### Data for this exercise
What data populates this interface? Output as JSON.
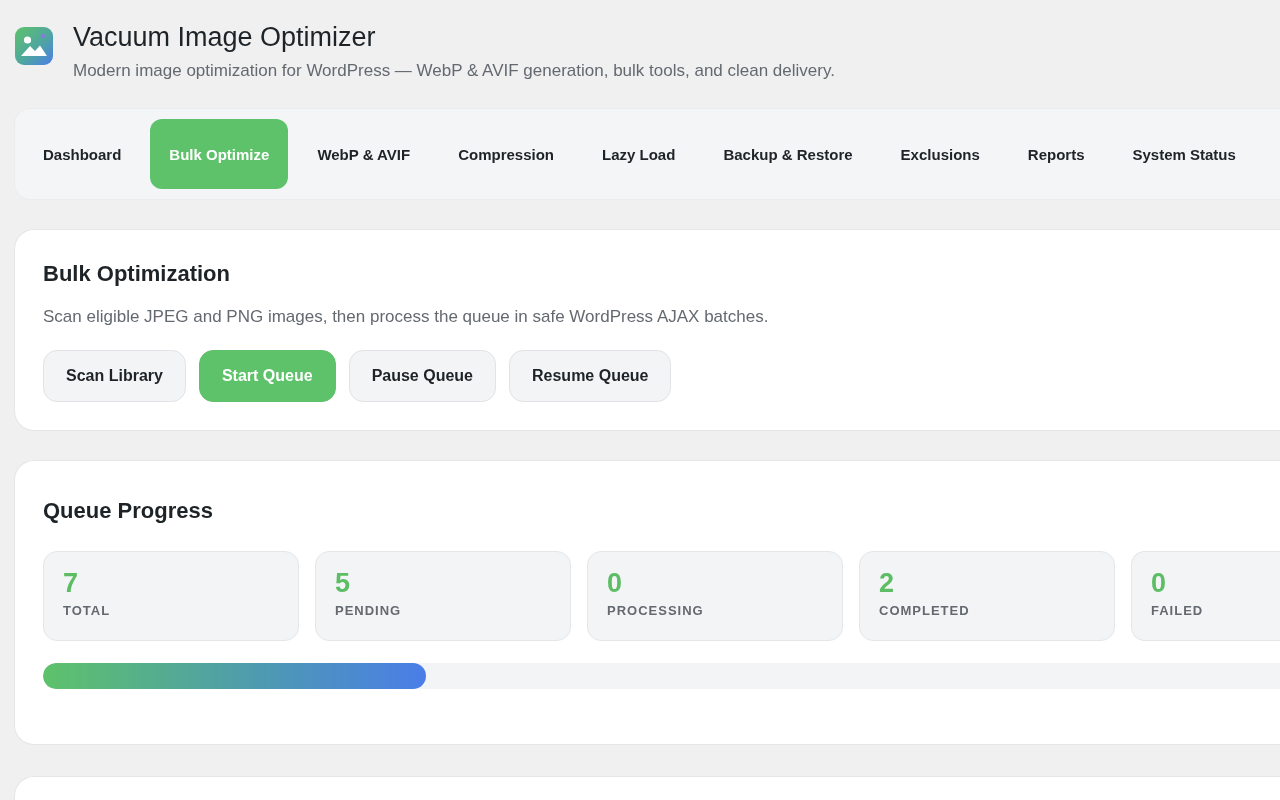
{
  "app": {
    "title": "Vacuum Image Optimizer",
    "subtitle": "Modern image optimization for WordPress — WebP & AVIF generation, bulk tools, and clean delivery."
  },
  "tabs": [
    {
      "label": "Dashboard",
      "selected": false
    },
    {
      "label": "Bulk Optimize",
      "selected": true
    },
    {
      "label": "WebP & AVIF",
      "selected": false
    },
    {
      "label": "Compression",
      "selected": false
    },
    {
      "label": "Lazy Load",
      "selected": false
    },
    {
      "label": "Backup & Restore",
      "selected": false
    },
    {
      "label": "Exclusions",
      "selected": false
    },
    {
      "label": "Reports",
      "selected": false
    },
    {
      "label": "System Status",
      "selected": false
    }
  ],
  "bulk_optimization": {
    "title": "Bulk Optimization",
    "description": "Scan eligible JPEG and PNG images, then process the queue in safe WordPress AJAX batches.",
    "buttons": [
      {
        "label": "Scan Library",
        "kind": "secondary"
      },
      {
        "label": "Start Queue",
        "kind": "primary"
      },
      {
        "label": "Pause Queue",
        "kind": "secondary"
      },
      {
        "label": "Resume Queue",
        "kind": "secondary"
      }
    ]
  },
  "queue_progress": {
    "title": "Queue Progress",
    "stats": [
      {
        "value": "7",
        "label": "TOTAL"
      },
      {
        "value": "5",
        "label": "PENDING"
      },
      {
        "value": "0",
        "label": "PROCESSING"
      },
      {
        "value": "2",
        "label": "COMPLETED"
      },
      {
        "value": "0",
        "label": "FAILED"
      }
    ],
    "progress": {
      "level": 0.31
    }
  }
}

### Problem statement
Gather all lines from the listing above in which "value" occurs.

### Exercise answer
        "value": "7",
        "value": "5",
        "value": "0",
        "value": "2",
        "value": "0",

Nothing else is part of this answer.